Excerpted records:
════════

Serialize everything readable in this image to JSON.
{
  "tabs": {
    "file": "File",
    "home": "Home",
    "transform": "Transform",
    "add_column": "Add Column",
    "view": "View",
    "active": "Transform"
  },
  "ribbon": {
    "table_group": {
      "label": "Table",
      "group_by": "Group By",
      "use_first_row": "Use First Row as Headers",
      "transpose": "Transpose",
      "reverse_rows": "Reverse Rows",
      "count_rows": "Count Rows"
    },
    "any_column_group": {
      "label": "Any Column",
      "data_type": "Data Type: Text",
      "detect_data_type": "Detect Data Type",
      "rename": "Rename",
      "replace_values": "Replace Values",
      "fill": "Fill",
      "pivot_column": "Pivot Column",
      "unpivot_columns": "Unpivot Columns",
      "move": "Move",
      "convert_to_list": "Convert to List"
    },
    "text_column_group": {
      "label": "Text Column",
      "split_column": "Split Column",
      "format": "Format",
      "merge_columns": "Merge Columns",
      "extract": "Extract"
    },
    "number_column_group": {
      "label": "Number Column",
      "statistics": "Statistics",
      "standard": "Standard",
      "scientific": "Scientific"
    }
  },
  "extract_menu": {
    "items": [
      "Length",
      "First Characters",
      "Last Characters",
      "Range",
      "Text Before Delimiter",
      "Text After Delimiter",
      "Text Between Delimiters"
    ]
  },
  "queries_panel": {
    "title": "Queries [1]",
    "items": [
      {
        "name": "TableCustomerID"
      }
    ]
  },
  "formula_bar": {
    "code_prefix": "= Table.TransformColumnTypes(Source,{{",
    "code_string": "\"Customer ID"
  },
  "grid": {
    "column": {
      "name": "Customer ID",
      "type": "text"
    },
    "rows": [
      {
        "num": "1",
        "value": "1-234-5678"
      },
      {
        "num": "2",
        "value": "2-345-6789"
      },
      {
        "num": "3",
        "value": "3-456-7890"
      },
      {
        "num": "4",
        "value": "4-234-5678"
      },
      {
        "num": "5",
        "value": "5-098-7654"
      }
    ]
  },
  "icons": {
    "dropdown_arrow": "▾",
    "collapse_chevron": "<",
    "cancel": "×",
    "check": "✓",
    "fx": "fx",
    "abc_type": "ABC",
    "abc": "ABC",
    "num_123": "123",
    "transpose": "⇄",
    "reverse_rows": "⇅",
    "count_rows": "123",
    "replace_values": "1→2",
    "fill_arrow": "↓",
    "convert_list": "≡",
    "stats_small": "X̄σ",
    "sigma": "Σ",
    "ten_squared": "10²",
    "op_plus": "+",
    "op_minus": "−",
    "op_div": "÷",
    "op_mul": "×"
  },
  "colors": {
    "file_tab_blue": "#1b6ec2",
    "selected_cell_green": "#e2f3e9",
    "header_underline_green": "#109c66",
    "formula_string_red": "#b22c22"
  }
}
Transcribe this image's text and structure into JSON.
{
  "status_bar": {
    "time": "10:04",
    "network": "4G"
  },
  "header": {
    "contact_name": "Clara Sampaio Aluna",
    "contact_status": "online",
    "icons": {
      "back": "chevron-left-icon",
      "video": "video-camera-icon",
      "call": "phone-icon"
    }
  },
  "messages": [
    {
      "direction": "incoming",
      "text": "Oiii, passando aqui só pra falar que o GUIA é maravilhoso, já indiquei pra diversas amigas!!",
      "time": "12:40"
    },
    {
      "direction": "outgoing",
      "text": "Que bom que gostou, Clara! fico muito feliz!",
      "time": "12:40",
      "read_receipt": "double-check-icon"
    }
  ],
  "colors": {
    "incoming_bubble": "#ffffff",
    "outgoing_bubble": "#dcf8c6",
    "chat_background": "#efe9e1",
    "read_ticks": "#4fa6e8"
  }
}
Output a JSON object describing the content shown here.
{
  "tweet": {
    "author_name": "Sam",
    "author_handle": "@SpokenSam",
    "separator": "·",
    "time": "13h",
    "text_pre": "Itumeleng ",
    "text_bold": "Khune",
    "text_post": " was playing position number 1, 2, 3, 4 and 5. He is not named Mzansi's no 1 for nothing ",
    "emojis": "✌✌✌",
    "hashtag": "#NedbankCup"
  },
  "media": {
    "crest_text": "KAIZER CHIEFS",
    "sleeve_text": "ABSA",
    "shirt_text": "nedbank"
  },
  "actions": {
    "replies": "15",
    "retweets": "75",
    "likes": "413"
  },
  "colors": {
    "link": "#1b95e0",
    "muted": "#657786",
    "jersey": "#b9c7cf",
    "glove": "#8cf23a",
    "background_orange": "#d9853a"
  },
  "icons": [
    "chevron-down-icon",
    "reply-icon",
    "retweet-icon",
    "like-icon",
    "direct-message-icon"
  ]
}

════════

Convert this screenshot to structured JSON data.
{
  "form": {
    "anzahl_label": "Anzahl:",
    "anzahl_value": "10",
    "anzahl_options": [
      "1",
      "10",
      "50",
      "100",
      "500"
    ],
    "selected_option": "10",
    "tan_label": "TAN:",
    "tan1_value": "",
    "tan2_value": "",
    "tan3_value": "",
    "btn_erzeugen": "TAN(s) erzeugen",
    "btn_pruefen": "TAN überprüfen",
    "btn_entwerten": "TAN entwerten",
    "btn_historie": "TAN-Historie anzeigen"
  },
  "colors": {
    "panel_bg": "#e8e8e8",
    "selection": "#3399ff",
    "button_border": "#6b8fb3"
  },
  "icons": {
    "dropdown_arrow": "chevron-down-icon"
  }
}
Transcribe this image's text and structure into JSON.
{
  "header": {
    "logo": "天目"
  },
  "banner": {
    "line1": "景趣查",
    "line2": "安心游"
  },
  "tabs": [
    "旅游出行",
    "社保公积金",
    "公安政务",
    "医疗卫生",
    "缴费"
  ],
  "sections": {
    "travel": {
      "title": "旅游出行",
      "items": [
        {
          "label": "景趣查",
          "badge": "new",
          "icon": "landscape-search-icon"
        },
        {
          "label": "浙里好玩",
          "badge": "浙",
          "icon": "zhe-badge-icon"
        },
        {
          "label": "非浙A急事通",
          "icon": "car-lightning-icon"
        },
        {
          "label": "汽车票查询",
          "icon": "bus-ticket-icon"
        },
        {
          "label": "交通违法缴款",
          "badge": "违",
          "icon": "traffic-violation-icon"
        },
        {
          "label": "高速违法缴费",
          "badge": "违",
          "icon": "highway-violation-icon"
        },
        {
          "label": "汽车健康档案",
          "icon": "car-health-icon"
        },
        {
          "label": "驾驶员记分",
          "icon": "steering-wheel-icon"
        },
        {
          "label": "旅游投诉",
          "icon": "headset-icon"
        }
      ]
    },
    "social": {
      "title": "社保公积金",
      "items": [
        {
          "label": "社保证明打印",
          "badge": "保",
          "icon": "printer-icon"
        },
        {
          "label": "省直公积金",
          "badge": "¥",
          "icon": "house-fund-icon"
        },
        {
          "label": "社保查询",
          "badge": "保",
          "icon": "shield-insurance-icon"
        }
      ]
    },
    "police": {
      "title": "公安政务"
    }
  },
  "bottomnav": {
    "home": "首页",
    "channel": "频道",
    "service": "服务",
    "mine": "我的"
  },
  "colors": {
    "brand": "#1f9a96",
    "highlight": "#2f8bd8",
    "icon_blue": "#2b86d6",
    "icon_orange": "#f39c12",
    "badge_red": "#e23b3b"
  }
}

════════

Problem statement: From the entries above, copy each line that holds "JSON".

Output of the exercise:
Serialize everything readable in this image to JSON.
Transcribe this image's text and structure into JSON.
Output a JSON object describing the content shown here.
Convert this screenshot to structured JSON data.
Transcribe this image's text and structure into JSON.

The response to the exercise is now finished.